I read an article the other day about the implications of Facebook for our spiritual lives. I’ll blog about that specifically later this week, but in the meantime I wanted to talk about the so-called “epidemic of narcissism,” because the author of the Facebook article cited that in his article.
People talk about a rise in narcissism as if it’s a foregone conclusion. I’m not completely convinced, for reasons that I’ll talk about in part 2 of this post, but here are some preliminary thoughts:
Several of us got into a discussion on FB recently about manners. One good friend speaks for many of us when he wrote, “What concerns me is a purely anecdotal perception of a rise in… rudeness and anti-social behavior. Among adults and young people today, more and more, I encounter a complete lack of, well, basic manners. [What concerns me] is a sort of ‘nobody matters but me’ narcissism.”
I often think the same thing when I encounter people with bad manners and boorish behavior—that they think the world revolves around them and that they’re too good for the rules of polite society. Google “narcissism epidemic” to see how pervasive this story is.
I find myself wondering whether this is the right story, however. I hit upon an intellectual exercise: just for fun, to see how many different theories I could come up with to explain the rise in bad manners that didn’t involve narcissism. What if the party line that so many of us parrot these days isn’t true?

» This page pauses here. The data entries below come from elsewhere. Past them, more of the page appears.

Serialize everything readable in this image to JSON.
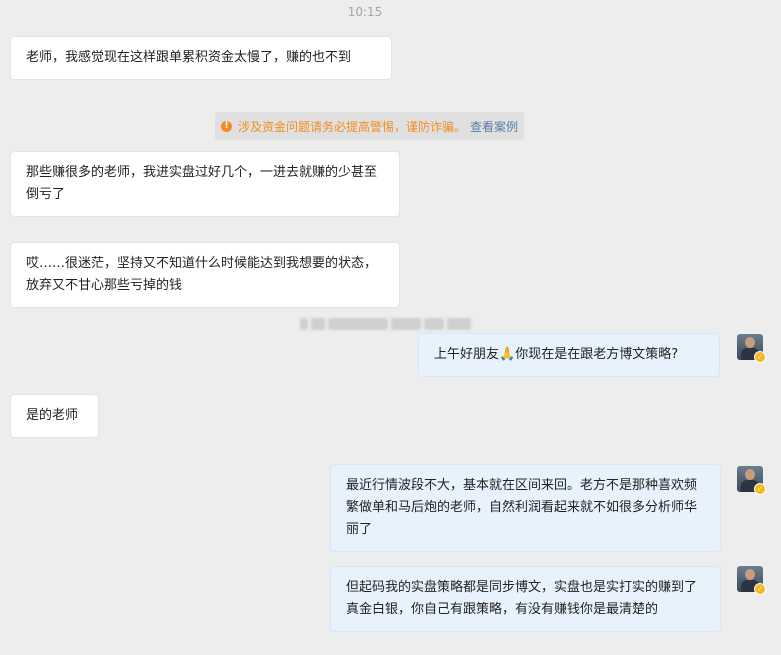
{
  "time": "10:15",
  "messages": [
    {
      "text": "老师，我感觉现在这样跟单累积资金太慢了，赚的也不到"
    },
    {
      "text": "那些赚很多的老师，我进实盘过好几个，一进去就赚的少甚至倒亏了"
    },
    {
      "text": "哎……很迷茫，坚持又不知道什么时候能达到我想要的状态，放弃又不甘心那些亏掉的钱"
    },
    {
      "text_before": "上午好朋友",
      "emoji": "🙏",
      "text_after": "你现在是在跟老方博文策略?"
    },
    {
      "text": "是的老师"
    },
    {
      "text": "最近行情波段不大，基本就在区间来回。老方不是那种喜欢频繁做单和马后炮的老师，自然利润看起来就不如很多分析师华丽了"
    },
    {
      "text": "但起码我的实盘策略都是同步博文，实盘也是实打实的赚到了真金白银，你自己有跟策略，有没有赚钱你是最清楚的"
    }
  ],
  "notice": {
    "icon": "warning-icon",
    "text": "涉及资金问题请务必提高警惕，谨防诈骗。",
    "link": "查看案例",
    "color": "#f28d22",
    "link_color": "#5b7da8"
  },
  "colors": {
    "background": "#ededed",
    "incoming_bubble": "#ffffff",
    "outgoing_bubble": "#e8f2fd"
  }
}
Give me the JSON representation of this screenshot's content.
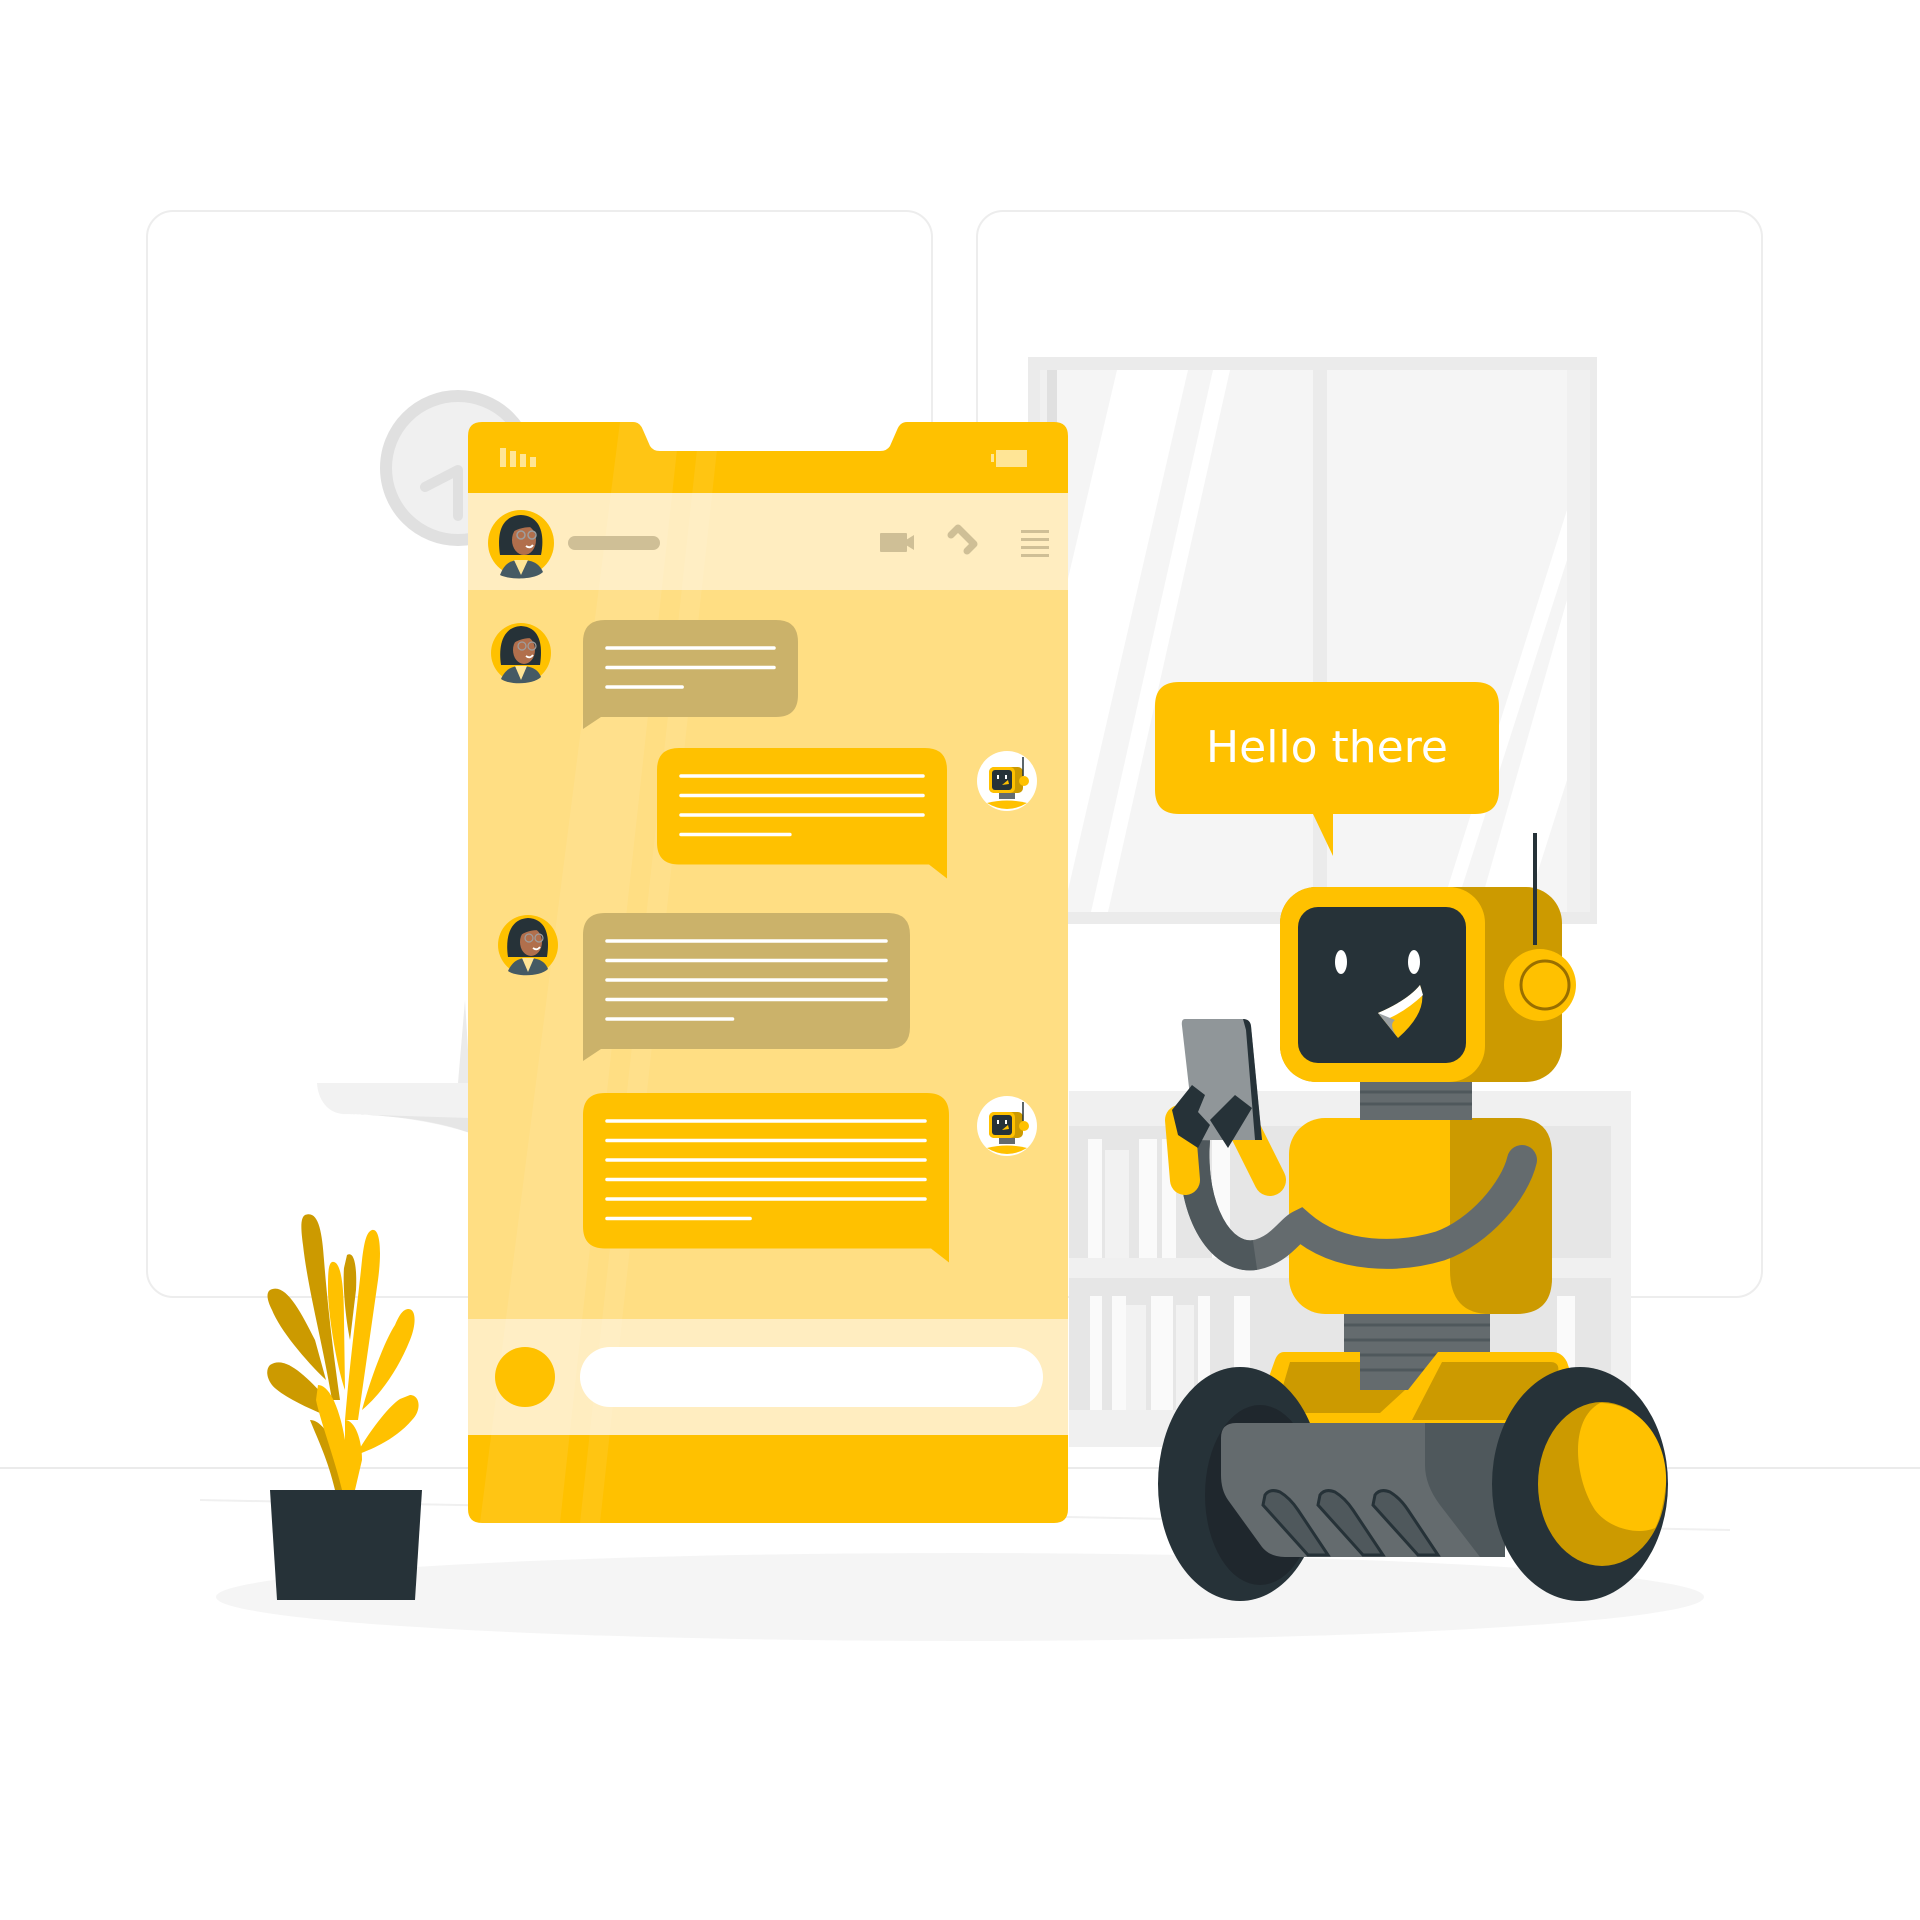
{
  "scene": {
    "title": "Chatbot conversation illustration",
    "colors": {
      "background": "#ffffff",
      "panel_border": "#ebebeb",
      "wall_gray": "#f5f5f5",
      "frame_gray": "#ebebeb",
      "yellow": "#ffc100",
      "yellow_dark": "#cc9a00",
      "yellow_light": "#ffde83",
      "yellow_pale": "#ffedc0",
      "bubble_user": "#cbb26a",
      "icon_tan": "#cfbf96",
      "charcoal": "#263238",
      "gray_mid": "#646b6e",
      "gray_dark": "#4f585c",
      "skin": "#b16f4c"
    }
  },
  "phone": {
    "status_bar": {
      "signal_icon": "signal-bars-icon",
      "battery_icon": "battery-icon"
    },
    "header": {
      "contact_avatar": "woman-avatar",
      "contact_name_placeholder": "",
      "actions": [
        {
          "name": "video-call",
          "icon": "video-camera-icon"
        },
        {
          "name": "voice-call",
          "icon": "phone-icon"
        },
        {
          "name": "menu",
          "icon": "hamburger-menu-icon"
        }
      ]
    },
    "messages": [
      {
        "sender": "user",
        "avatar": "woman-avatar",
        "line_count": 3
      },
      {
        "sender": "bot",
        "avatar": "robot-avatar",
        "line_count": 4
      },
      {
        "sender": "user",
        "avatar": "woman-avatar",
        "line_count": 5
      },
      {
        "sender": "bot",
        "avatar": "robot-avatar",
        "line_count": 6
      }
    ],
    "composer": {
      "attach_button_icon": "circle-button",
      "input_placeholder": "",
      "input_value": ""
    }
  },
  "robot": {
    "speech_bubble": {
      "text": "Hello there"
    },
    "holding": "smartphone"
  },
  "decor": {
    "plant": "potted-plant",
    "clock": "wall-clock",
    "window": "window",
    "bookshelf": "bookshelf",
    "desk": "desk-shelf"
  }
}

Or maybe the party line has some truth to it, but is way too simplistic.
Here we go:
Assuming the premise that bad manners are on the rise (which I also think you could argue against), here are some possible explanations that do not include the narcissism meme:
1. We no longer live in the “children should be seen and not heard” society. Children are now empowered to speak and interact a lot more than they used to. I think most of us would see that as a good thing. At the same time, however, they’re still learning what is and is not appropriate behavior. So yes, we will see them slip up. And we’ll see that more because we see them more.
2. Children (and adults) mirror what they see on TV, which is full of wisecracking characters that say things that are designed to make us laugh, but are often not appropriate for polite society. And children are watching TV unsupervised more than they used to so they don’t get the countermessage that “we don’t do things that way.” I’m not saying this is a good thing, mind you. But it’s not really narcissistic either.
3. We are much more culturally diverse than we used to be, with a lot more mixing, so what looks like boorish behavior to us may simply be a different way of being.
4. There are just a lot more people in the world, so we’re bumping up against each other more, which increases the likelihood that we’ll see people not at their best. A related idea: people eat out a lot more than they used to, which means that ill-behaved kids [and adults, actually] are going to be more visible now. Breaches of manners that would have taken place in the privacy of the home now occur in public.
5. The pace of life feels overwhelming to us. We go too fast and demand too much of ourselves and others, and so we have no mental buffer in place when things get stressful. We find ourselves lashing out, giving the finger on the freeway, saying things we never would have said if we’d been in our right minds. Maybe people lack training in emotional intelligence rather than in good manners, but again, that’s not narcissism, but a lack of self-awareness.
6. People who are self-centered and demanding are actually NOT always narcissists. They are people who feel invisible, like they are not being acknowledged. This is why family systems folk will tell you that people who lash out at clergy are actually seeking connection with them. Ignoring them or cutting them off is actually the worst thing you can do—the behavior will only increase in frequency and severity. (Of course we need to help people express their needs in appropriate ways. But that’s another post.)
7. There’s no question that manners relax over time. I don’t find it rude for children to call me by my first name, for example, assuming they are basically respectful when they do it. But to people who were brought up in a time when you NEVER did that, it seems like an incredible breach of respect, or at very least, jarring to the ears. And then when you see outlier behavior beyond even that, forget it.
In other words, if people did X when you were a kid, and Y was the extreme, it’s going to seem like the sky is falling now that everyone does Y, especially if you see someone doing Z.
Next up: “narcissism and Facebook.”